genetic units more precisely, thus providing breeders with new tools to
manage these complex units more efficiently in a breeding programme.
The very first genome map in plants was reported in maize, followed by
rice, Arabidopsis etc. using RFLP markers. Maps have since then been
constructed for several other crops like potato, barley, banana, members
of Brassicaceae, etc.

Once the framework maps are generated, a large number of


markers derived from
various techniques are used to saturate the maps as much as is possible.
Microsatellite markers, especially STMS markers, have been found to be
extremely useful in this regard. Owing to their quality of following clear
Mendelian inheritance, they can be easily used in the construction of
index maps, which can provide an anchor or reference point for specific
regions of the genome. About 30 microsatellites have already been
assigned to five linkage groups in Arabidopsis, while their integration into
the genetic linkage maps is still in progress in rice, soybean, maize, etc.
The very first attempt to map microsatellites in plants was made by Zhao
and Kochert68 in rice using (GGC)n, followed by mapping of (GA)n and
(GT)n by Tanksley et al.69 and (GA/AG)n, (ATC) 10 and (ATT) 14, by
Panaud et al in rice. The most recent microsatellite map has been
generated by Milbourne et al. for potato. Similar to microsatellites, looking
at the pattern of variation, generated by retrotransposons, it is now
proposed that apart from genetic variability, these markers are ideal for
integrating genetic maps.

Once mapped, these markers are efficiently employed in tagging

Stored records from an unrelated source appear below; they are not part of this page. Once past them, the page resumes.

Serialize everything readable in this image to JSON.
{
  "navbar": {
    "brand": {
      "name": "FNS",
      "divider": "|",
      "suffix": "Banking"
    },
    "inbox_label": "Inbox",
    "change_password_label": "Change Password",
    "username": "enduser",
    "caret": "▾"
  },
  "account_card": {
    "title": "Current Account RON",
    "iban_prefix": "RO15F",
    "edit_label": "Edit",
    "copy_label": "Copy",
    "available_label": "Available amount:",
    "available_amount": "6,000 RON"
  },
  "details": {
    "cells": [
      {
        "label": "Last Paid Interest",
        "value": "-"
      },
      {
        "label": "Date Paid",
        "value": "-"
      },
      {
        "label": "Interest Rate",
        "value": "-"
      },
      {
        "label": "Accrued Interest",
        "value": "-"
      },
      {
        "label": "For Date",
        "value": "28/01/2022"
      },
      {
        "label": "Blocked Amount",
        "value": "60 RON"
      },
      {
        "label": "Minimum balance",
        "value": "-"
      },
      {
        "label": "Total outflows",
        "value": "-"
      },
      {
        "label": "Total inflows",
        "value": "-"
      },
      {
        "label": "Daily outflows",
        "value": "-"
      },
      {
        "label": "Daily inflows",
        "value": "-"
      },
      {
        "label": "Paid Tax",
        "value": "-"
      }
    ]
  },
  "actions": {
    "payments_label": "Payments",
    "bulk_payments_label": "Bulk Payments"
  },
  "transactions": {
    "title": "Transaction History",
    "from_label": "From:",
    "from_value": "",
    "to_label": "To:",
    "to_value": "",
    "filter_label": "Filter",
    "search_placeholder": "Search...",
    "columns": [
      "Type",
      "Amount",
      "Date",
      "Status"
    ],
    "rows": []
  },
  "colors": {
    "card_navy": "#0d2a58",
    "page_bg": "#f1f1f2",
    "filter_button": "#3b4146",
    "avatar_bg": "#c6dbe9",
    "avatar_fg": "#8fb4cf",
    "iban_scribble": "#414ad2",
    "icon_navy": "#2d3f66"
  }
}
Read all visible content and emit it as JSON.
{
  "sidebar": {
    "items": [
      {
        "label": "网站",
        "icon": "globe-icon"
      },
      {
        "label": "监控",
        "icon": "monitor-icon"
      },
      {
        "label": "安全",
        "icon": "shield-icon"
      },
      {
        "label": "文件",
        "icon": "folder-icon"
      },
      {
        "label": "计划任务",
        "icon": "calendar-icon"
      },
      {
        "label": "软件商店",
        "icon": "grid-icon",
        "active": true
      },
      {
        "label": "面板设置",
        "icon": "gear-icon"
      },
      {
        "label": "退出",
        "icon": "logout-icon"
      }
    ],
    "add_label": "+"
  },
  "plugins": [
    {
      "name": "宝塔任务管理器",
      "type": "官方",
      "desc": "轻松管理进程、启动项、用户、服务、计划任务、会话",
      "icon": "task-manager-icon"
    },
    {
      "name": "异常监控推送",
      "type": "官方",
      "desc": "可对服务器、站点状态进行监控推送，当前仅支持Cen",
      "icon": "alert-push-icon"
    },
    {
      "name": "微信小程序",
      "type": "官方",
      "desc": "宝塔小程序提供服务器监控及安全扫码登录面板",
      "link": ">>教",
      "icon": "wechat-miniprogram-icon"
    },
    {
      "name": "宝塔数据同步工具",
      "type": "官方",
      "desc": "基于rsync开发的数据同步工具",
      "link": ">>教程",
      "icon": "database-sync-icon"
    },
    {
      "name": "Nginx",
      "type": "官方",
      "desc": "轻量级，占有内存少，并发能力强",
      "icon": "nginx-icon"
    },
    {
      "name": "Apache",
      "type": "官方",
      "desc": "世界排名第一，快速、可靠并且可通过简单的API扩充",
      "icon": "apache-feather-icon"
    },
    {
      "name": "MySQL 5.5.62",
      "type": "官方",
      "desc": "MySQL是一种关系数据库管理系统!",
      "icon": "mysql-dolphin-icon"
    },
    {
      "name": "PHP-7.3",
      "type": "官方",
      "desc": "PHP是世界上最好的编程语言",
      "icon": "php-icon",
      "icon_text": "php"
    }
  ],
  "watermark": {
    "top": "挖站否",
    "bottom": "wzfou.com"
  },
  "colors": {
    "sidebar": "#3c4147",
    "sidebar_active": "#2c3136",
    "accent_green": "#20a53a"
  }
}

several individual traits that are extremely important for a breeding
programme like yield, disease resistance, stress tolerance, seed quality,
etc. A large number of monogenic and polygenic loci for various traits
have been identified in a number of plants, which are currently being
exploited by breeders and molecular biologists together, so as to make
the dream of marker-assisted selection come true. Tagging of useful
genes like the ones responsible for conferring resistance to plant
pathogen, synthesis of plant hormones, drought tolerance and a variety of
other important developmental pathway genes, is a major target. Such
tagged genes can also be used for detecting the presence of useful genes
in the new genotypes generated in a hybrid programme or by other
methods like transformation, etc. RFLP markers have proved their
importance as markers for gene tagging and are very useful in locating
and manipulating quantitative trait loci (QTL) in a number of crops. The
very first reports on gene tagging were from tomato, availing the means
for identification of markers linked to genes involved in several traits like
water use efficiency, resistance to Fusarium oxysporum (the 12 gene),
leaf rust resistance genes LR 9 and 24, and root knot nematodes
(Meliodogyne sp.) (the mi gene).